··· Materials provided

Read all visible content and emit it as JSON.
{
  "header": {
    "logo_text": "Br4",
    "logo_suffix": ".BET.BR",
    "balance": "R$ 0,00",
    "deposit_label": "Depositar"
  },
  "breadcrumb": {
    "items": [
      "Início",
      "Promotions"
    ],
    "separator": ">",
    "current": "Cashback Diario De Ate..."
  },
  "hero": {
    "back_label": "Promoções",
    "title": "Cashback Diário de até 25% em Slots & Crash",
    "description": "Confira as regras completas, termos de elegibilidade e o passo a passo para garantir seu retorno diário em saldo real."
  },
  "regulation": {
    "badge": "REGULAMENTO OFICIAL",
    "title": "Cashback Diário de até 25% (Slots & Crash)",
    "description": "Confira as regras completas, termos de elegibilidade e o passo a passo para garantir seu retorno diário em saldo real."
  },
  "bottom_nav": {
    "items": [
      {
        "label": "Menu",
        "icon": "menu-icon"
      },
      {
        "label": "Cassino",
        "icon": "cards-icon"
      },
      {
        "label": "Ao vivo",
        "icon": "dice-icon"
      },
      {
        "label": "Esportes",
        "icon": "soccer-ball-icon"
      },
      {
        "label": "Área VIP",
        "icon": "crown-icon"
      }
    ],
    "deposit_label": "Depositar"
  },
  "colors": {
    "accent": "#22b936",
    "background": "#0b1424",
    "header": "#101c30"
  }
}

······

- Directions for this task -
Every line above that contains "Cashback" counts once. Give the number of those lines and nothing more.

- Output -
3